Aug 5, 2017
As the nation debates the issue of violent crime in cities and what it will take to make communities truly safe, mayors, young leaders and city leaders will gather in Minneapolis, MN, from August 23-25 to share ideas and solutions on how to effectively reduce violence against young Black men and boys and create safe, healthy and hopeful communities for all.
Louisville Mayor Greg Fischer, who is attending the convening, recently shared his vision for “a city of peace and safety” and outlined an action plan in line with the Cities United roadmap to end community violence. He spoke about the need for citizens to come together to address the challenges we all face:
“Like any city, we have problems to overcome. We have to aspire to be the greatest ourselves. And that means we must be accountable as individuals, parents, families, and as a city – and face our challenges with open eyes, focused minds, and a willingness to do the work together to create a better future – for all.
Like cities all over the country, we are trying to identify why homicides are up and how we can reduce them. What are we doing about the homicide spike? Our action plan has been reviewed and endorsed by national experts. It is a targeted action plan with strategies that both fight and prevent crime. Law enforcement is one component of our strategy to make our city a safer, healthier place. But just hiring more officers and making more arrests will not get the job done.”
Mayor Fischer discussed the legacies of discrimination that help perpetuate intergenerational cycles of inequity:
The uncomfortable fact is that while homicide and violent crime affect every demographic and happen in different parts of our city, they plague Louisville’s African-American community, especially in a handful of neighborhoods, in an unfair and heartbreaking way.Virtually everyone in these neighborhoods wants what we all want – a safe and healthy place to live. And it’s not just crime. In these same neighborhoods, we see similarly troubling statistics on health, employment, income and more. There are particular challenges that Americans of color face that are the result of a legacy of exclusion. Our books are full of this history.”

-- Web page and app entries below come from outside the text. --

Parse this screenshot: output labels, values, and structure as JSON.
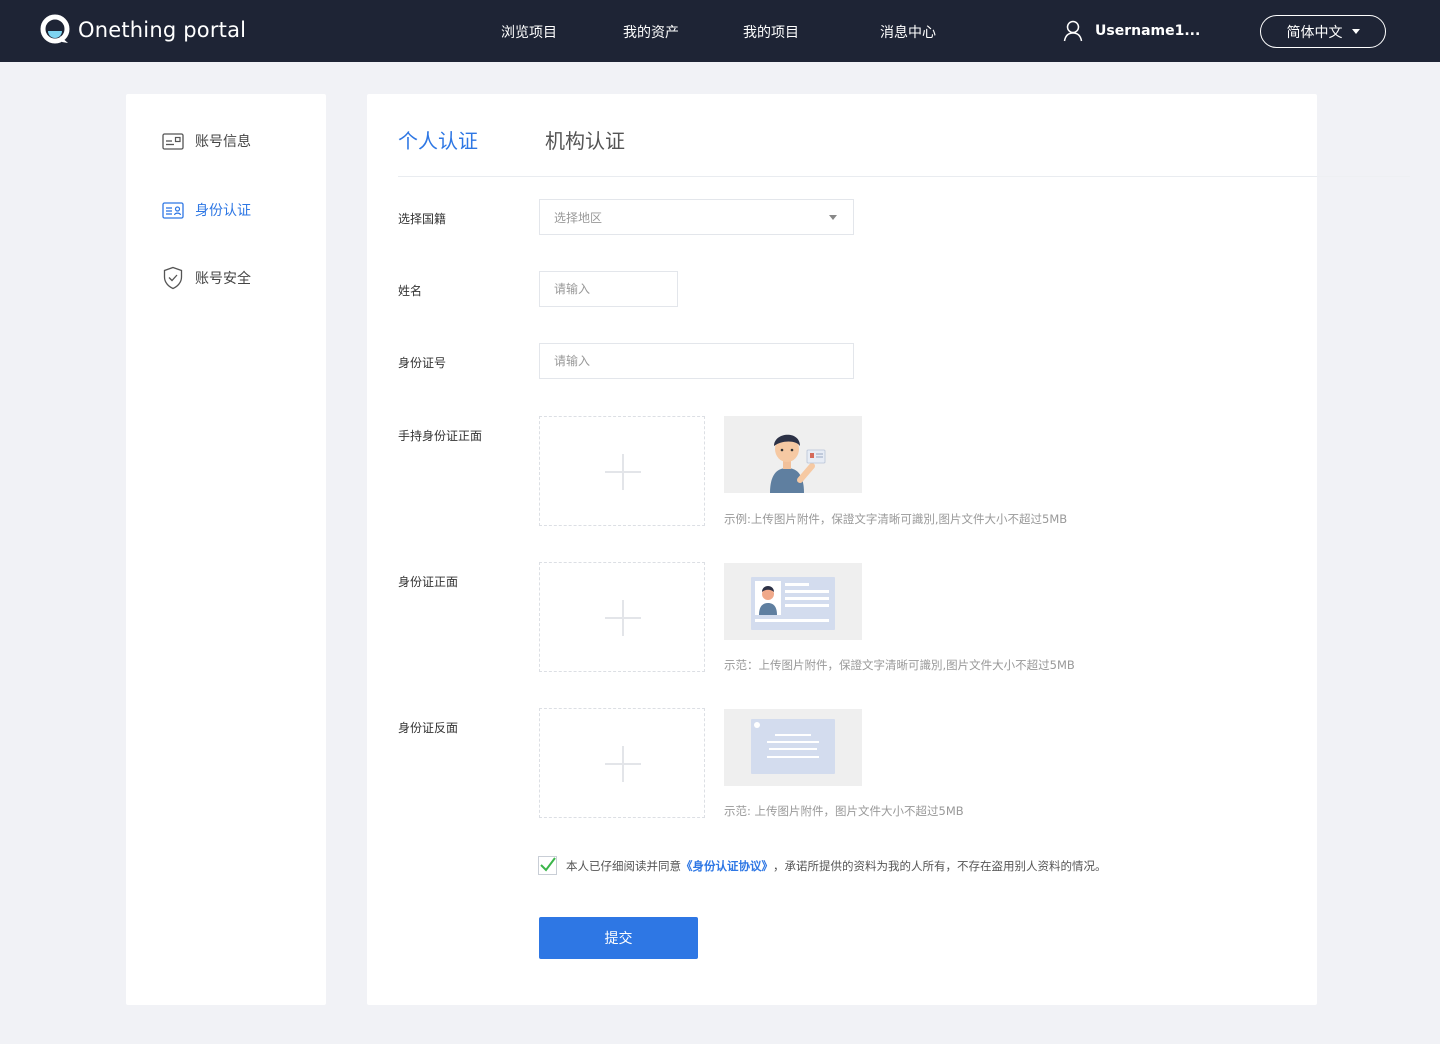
{
  "header": {
    "logo_text": "Onething portal",
    "nav": [
      {
        "label": "浏览项目"
      },
      {
        "label": "我的资产"
      },
      {
        "label": "我的项目"
      },
      {
        "label": "消息中心"
      }
    ],
    "username": "Username1...",
    "language": "简体中文"
  },
  "sidebar": {
    "items": [
      {
        "label": "账号信息",
        "icon": "id-card-icon"
      },
      {
        "label": "身份认证",
        "icon": "identity-card-icon",
        "active": true
      },
      {
        "label": "账号安全",
        "icon": "shield-icon"
      }
    ]
  },
  "tabs": [
    {
      "label": "个人认证",
      "active": true
    },
    {
      "label": "机构认证"
    }
  ],
  "form": {
    "nationality": {
      "label": "选择国籍",
      "placeholder": "选择地区"
    },
    "name": {
      "label": "姓名",
      "placeholder": "请输入"
    },
    "id_number": {
      "label": "身份证号",
      "placeholder": "请输入"
    },
    "handheld": {
      "label": "手持身份证正面",
      "hint": "示例:上传图片附件，保證文字清晰可識別,图片文件大小不超过5MB"
    },
    "front": {
      "label": "身份证正面",
      "hint": "示范：上传图片附件，保證文字清晰可識別,图片文件大小不超过5MB"
    },
    "back": {
      "label": "身份证反面",
      "hint": "示范: 上传图片附件，图片文件大小不超过5MB"
    },
    "agreement": {
      "checked": true,
      "prefix": "本人已仔细阅读并同意",
      "link": "《身份认证协议》",
      "suffix": "，承诺所提供的资料为我的人所有，不存在盗用别人资料的情况。"
    },
    "submit_label": "提交"
  },
  "colors": {
    "header_bg": "#1e2435",
    "accent": "#2e77e4",
    "page_bg": "#f1f2f6",
    "check": "#3bb54a"
  }
}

Mayor Fischer also articulated the connection between systemic discriminatory practices, poverty and crime:
“So this is our opportunity to make our own history. That’s why I am calling on the federal government to listen to the people – we are sick and tired of the bickering and partisanship. Reform education, so it continuously builds skills that are relevant to a rapidly changing global and technology-based economy. Instead of generational poverty, reform welfare so skills and living wages are the result.And I am calling on the state government to rework our education investments so we can join other forward-looking states that are investing in universal pre-K. It’s better, smarter economics to invest in our children early so when they arrive to kindergarten, they are ready to learn, rather than spending money to incarcerate too many of those same citizens when they grow up.”
“Because of urban renewal, along with the discrimination in home loans, business lending and employment, African Americans here in our city had very little opportunity for upward mobility, and limited options for places to live. Over time, this contributed to the phenomenon of concentrated poverty, which describes an area far below the citywide average for income, employment, education and health.Poverty, so often, is at the root of much of our crime. Today, 1 in 7 Louisvillians lives in concentrated poverty. And that’s unacceptable – for our city and our country. We must always stay vigilant, call out and stand up against institutional practices that put poor and minority communities at a disadvantage.”
And as our August convening will affirm, cities need a comprehensive, public health approach to ending community violence. Mayor Fischer described this need for the citizens of Louisville:
As Mayor Fischer reminded us, “Anything is possible…when we come together.”
That’s why we hope you will join us for the 4th Annual Cities United Convening. We encourage mayors to assemble teams that include a local Cities United representative, a youth delegate, a community or faith leader, a public safety representative and a representative from a local foundation. Mayors and their teams will engage in peer-to-peer learning on topics ranging from creating an inclusive economy, 21st century public safety, trauma informed care and collaborative change.